• **Data for review**:

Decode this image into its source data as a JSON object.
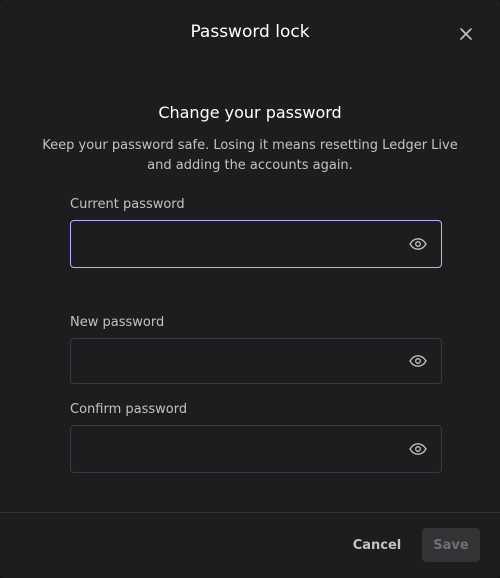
{
  "modal": {
    "title": "Password lock",
    "close_icon": "close-icon"
  },
  "form": {
    "heading": "Change your password",
    "description": "Keep your password safe. Losing it means resetting Ledger Live and adding the accounts again.",
    "fields": [
      {
        "label": "Current password",
        "value": "",
        "focused": true,
        "icon": "eye-icon"
      },
      {
        "label": "New password",
        "value": "",
        "focused": false,
        "icon": "eye-icon"
      },
      {
        "label": "Confirm password",
        "value": "",
        "focused": false,
        "icon": "eye-icon"
      }
    ]
  },
  "footer": {
    "cancel_label": "Cancel",
    "save_label": "Save",
    "save_enabled": false
  },
  "colors": {
    "modal_bg": "#1c1d1f",
    "focus_border": "#bbb0ff",
    "field_border": "#3a3b3e",
    "text_primary": "#ffffff",
    "text_secondary": "#c3c3c6",
    "disabled_button_bg": "#323335"
  }
}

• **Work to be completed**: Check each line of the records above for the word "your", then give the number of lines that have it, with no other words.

• **Written solution**: 2